Copy all lines holding the word "Pussay" from the entries.
### The records
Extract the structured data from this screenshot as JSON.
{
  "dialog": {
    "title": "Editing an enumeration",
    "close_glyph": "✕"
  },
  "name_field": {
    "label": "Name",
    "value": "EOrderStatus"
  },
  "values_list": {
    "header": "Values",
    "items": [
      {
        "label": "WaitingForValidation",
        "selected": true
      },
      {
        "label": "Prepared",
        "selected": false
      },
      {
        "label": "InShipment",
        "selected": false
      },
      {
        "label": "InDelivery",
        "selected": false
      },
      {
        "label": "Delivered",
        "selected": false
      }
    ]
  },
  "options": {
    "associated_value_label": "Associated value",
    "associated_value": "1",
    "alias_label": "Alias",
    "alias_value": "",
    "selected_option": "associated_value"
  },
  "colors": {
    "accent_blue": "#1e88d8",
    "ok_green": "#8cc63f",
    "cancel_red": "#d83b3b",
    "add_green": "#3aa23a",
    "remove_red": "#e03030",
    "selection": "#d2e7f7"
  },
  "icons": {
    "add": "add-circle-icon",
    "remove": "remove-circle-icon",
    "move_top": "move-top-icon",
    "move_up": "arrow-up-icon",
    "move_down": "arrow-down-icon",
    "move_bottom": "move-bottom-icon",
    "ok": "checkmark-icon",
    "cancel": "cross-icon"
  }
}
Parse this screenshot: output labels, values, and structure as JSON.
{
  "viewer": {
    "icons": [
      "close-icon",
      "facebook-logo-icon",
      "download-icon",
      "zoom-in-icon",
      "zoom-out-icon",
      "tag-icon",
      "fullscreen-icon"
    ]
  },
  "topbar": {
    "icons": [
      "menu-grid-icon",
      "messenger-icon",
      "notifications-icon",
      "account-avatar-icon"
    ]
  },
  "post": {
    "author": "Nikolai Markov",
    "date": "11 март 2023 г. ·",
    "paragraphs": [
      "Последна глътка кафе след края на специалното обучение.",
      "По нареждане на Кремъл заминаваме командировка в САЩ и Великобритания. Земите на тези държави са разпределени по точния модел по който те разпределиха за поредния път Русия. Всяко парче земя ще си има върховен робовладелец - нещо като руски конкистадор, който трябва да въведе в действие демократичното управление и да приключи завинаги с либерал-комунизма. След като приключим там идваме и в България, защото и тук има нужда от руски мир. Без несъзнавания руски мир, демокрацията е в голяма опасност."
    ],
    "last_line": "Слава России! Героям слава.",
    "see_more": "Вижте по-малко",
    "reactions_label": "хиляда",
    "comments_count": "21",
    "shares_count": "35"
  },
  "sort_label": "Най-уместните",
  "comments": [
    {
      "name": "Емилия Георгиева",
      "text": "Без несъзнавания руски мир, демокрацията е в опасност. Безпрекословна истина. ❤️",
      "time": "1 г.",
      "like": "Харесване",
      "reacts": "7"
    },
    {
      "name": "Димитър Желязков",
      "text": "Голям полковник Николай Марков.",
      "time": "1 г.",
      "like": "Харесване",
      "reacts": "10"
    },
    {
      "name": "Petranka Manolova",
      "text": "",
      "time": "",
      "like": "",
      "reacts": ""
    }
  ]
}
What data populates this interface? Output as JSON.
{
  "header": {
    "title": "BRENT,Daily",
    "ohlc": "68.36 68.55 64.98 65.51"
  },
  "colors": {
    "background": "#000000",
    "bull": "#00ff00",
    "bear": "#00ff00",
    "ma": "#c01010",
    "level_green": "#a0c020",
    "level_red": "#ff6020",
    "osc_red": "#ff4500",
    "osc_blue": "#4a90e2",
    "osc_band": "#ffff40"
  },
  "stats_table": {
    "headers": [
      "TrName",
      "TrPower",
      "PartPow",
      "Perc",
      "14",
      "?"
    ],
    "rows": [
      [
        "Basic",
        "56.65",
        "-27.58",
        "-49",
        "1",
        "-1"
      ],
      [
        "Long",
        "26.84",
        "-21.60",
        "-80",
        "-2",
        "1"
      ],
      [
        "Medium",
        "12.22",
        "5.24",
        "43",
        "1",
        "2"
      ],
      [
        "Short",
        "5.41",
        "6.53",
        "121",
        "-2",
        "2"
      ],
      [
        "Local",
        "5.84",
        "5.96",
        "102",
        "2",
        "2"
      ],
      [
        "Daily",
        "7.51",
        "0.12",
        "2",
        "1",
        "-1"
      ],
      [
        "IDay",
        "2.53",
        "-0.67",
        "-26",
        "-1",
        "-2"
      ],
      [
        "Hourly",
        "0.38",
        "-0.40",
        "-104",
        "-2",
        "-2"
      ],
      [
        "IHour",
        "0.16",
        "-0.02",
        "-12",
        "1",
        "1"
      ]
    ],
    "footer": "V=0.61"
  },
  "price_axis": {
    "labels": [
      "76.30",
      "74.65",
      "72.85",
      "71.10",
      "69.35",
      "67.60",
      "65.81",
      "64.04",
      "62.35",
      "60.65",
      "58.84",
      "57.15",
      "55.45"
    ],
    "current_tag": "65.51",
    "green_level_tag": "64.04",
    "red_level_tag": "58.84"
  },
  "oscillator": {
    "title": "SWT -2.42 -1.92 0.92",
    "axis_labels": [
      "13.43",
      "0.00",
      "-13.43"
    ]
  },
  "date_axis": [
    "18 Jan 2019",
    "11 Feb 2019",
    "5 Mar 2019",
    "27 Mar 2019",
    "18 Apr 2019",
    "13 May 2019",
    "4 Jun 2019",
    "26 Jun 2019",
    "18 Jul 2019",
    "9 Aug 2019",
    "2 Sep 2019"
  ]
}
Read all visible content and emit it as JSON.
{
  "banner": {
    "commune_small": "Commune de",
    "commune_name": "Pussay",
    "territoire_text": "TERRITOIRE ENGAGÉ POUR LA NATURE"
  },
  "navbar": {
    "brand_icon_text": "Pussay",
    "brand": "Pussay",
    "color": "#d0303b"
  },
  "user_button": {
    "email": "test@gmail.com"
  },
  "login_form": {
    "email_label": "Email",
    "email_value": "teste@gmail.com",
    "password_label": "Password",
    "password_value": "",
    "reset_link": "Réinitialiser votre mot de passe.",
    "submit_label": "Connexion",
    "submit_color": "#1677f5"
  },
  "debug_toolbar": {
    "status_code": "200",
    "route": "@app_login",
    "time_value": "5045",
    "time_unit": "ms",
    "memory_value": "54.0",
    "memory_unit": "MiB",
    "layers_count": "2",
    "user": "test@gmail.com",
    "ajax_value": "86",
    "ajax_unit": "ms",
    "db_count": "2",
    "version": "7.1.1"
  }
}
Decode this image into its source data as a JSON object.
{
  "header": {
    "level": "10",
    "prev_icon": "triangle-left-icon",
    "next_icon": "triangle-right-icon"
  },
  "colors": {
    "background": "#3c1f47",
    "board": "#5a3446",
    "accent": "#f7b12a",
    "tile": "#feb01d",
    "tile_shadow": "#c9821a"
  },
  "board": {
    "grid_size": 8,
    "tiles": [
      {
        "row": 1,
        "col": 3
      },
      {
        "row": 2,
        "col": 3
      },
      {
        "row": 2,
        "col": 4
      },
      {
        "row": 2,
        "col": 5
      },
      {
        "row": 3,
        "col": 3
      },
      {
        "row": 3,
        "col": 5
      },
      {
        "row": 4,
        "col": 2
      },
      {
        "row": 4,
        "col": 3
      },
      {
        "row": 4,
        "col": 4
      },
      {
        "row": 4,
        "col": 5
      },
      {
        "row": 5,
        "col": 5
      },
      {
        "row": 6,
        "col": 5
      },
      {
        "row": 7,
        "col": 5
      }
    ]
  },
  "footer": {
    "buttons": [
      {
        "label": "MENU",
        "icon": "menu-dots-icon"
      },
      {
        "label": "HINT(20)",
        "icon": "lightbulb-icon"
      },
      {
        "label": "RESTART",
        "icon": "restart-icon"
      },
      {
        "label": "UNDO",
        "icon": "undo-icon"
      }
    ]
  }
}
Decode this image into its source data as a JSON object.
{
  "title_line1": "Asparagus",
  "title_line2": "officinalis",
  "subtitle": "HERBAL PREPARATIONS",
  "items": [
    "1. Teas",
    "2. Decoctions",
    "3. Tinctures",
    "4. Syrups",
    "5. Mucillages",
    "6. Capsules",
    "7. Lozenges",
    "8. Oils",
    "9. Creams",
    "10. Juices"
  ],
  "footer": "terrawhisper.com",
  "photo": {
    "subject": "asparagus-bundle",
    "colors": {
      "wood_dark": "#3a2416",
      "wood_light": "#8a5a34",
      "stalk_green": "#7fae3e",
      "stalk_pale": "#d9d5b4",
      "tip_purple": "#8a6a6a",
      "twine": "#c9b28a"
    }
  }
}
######
Answer for the task:
    "commune_name": "Pussay",
    "brand_icon_text": "Pussay",
    "brand": "Pussay",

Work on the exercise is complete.